Return the entries below in their exact form, leaving the pictures out.
--- EXERCISE INPUT ---
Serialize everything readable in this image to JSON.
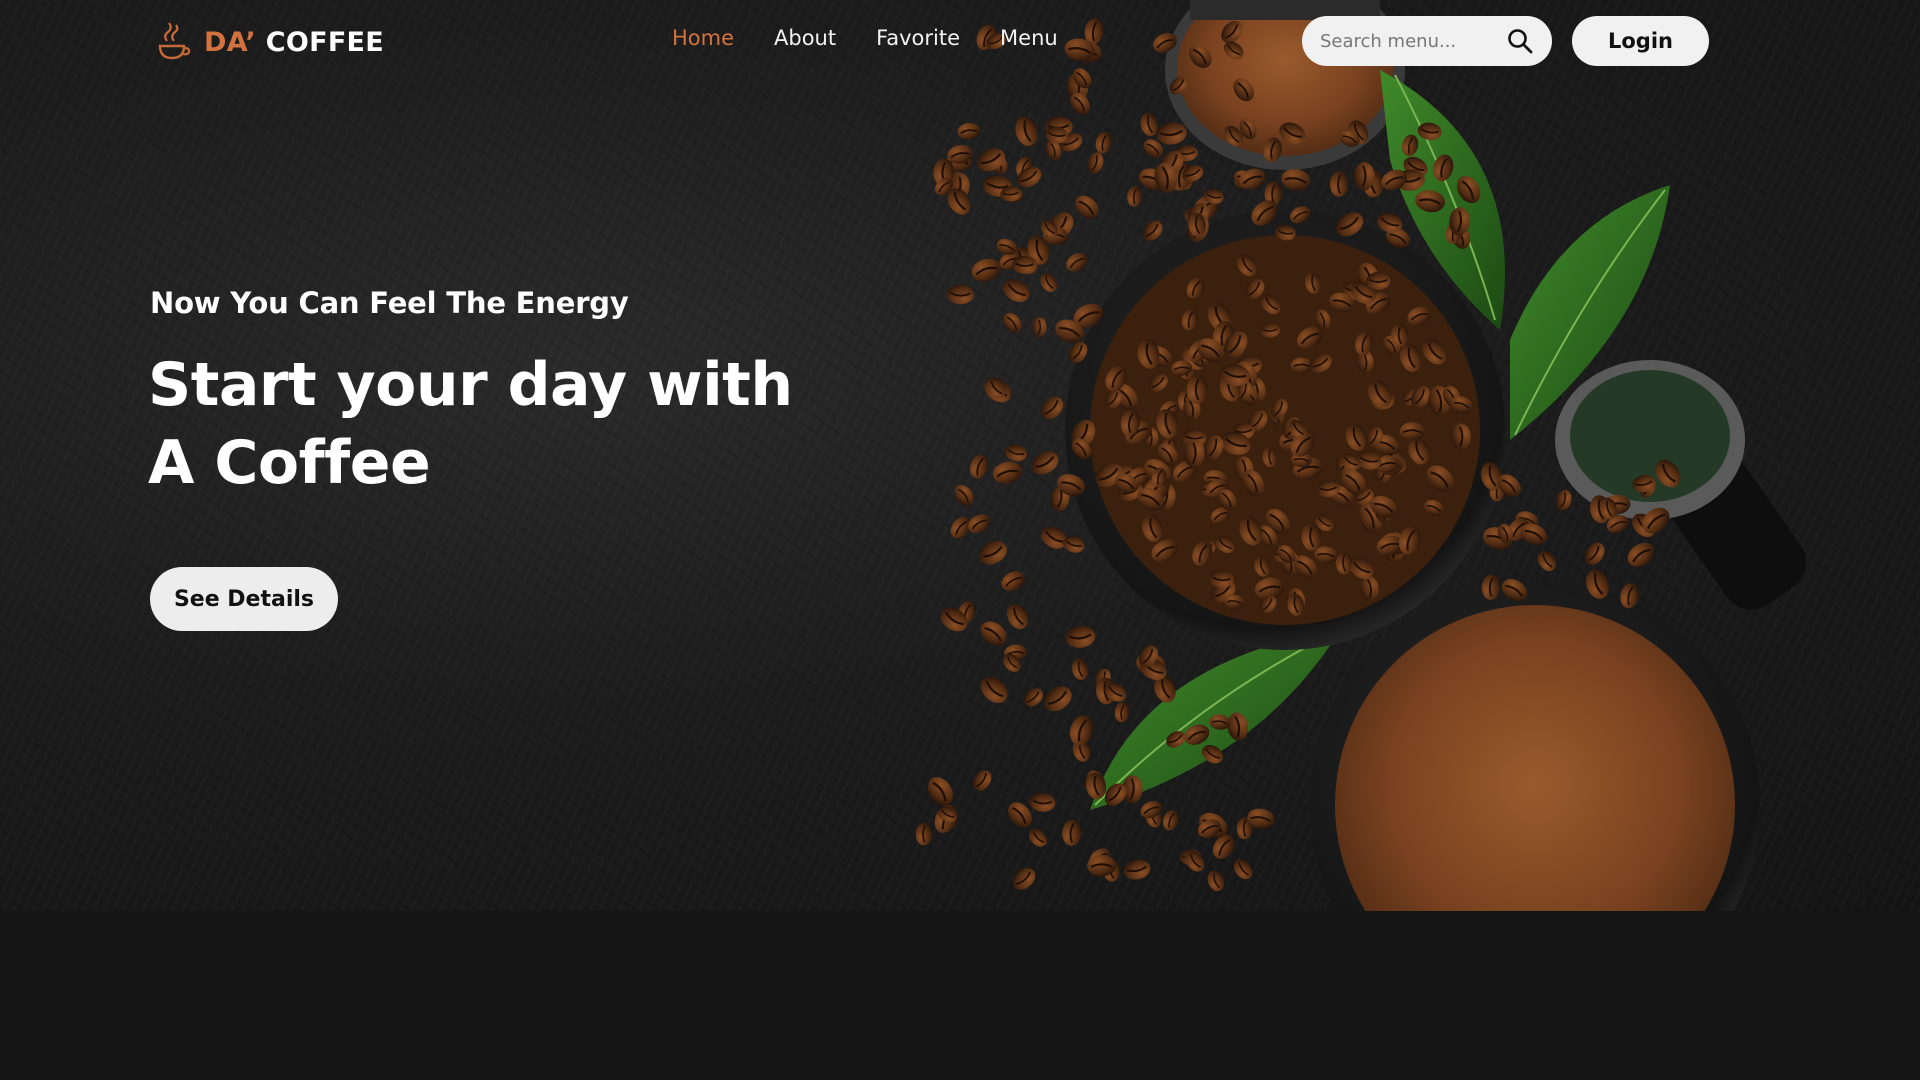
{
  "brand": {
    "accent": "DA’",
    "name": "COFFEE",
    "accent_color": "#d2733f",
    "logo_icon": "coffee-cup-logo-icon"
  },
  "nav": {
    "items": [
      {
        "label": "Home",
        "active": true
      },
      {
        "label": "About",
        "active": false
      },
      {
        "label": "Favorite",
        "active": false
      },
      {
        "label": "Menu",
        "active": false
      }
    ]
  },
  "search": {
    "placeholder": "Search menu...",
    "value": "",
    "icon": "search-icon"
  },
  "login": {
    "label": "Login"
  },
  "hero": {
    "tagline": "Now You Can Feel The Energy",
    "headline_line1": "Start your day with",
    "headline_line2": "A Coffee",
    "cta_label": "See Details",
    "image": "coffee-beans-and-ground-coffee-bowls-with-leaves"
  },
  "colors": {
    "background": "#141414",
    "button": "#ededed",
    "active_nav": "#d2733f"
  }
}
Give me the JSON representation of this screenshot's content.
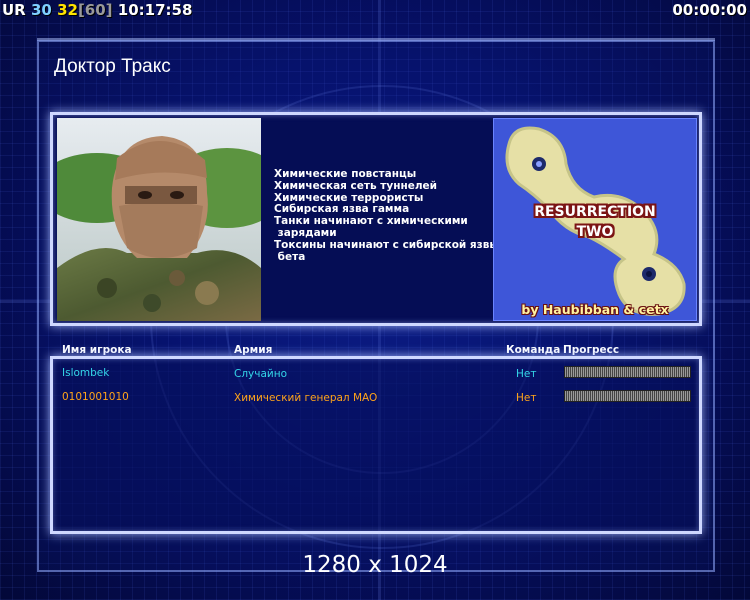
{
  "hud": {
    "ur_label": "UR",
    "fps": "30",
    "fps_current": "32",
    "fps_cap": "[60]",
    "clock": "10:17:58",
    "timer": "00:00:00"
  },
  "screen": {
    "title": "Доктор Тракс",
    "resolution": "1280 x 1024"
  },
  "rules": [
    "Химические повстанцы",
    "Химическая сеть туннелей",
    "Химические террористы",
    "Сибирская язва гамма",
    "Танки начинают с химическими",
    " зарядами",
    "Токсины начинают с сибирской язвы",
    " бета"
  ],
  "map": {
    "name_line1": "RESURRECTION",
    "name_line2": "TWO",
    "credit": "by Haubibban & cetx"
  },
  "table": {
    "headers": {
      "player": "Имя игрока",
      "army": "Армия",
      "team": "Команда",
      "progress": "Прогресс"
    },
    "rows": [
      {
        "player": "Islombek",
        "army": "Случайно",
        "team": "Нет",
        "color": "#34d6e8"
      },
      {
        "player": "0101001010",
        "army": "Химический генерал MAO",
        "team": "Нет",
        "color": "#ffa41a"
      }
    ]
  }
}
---
- **SOLUTION**
Serialize everything readable in this image to JSON.
{
  "brand": {
    "accent": "DA’",
    "name": "COFFEE",
    "accent_color": "#d2733f",
    "logo_icon": "coffee-cup-logo-icon"
  },
  "nav": {
    "items": [
      {
        "label": "Home",
        "active": true
      },
      {
        "label": "About",
        "active": false
      },
      {
        "label": "Favorite",
        "active": false
      },
      {
        "label": "Menu",
        "active": false
      }
    ]
  },
  "search": {
    "placeholder": "Search menu...",
    "value": "",
    "icon": "search-icon"
  },
  "login": {
    "label": "Login"
  },
  "hero": {
    "tagline": "Now You Can Feel The Energy",
    "headline_line1": "Start your day with",
    "headline_line2": "A Coffee",
    "cta_label": "See Details",
    "image": "coffee-beans-and-ground-coffee-bowls-with-leaves"
  },
  "colors": {
    "background": "#141414",
    "button": "#ededed",
    "active_nav": "#d2733f"
  }
}
Give me the JSON representation of this screenshot's content.
{
  "hud": {
    "ur_label": "UR",
    "fps": "30",
    "fps_current": "32",
    "fps_cap": "[60]",
    "clock": "10:17:58",
    "timer": "00:00:00"
  },
  "screen": {
    "title": "Доктор Тракс",
    "resolution": "1280 x 1024"
  },
  "rules": [
    "Химические повстанцы",
    "Химическая сеть туннелей",
    "Химические террористы",
    "Сибирская язва гамма",
    "Танки начинают с химическими",
    " зарядами",
    "Токсины начинают с сибирской язвы",
    " бета"
  ],
  "map": {
    "name_line1": "RESURRECTION",
    "name_line2": "TWO",
    "credit": "by Haubibban & cetx"
  },
  "table": {
    "headers": {
      "player": "Имя игрока",
      "army": "Армия",
      "team": "Команда",
      "progress": "Прогресс"
    },
    "rows": [
      {
        "player": "Islombek",
        "army": "Случайно",
        "team": "Нет",
        "color": "#34d6e8"
      },
      {
        "player": "0101001010",
        "army": "Химический генерал MAO",
        "team": "Нет",
        "color": "#ffa41a"
      }
    ]
  }
}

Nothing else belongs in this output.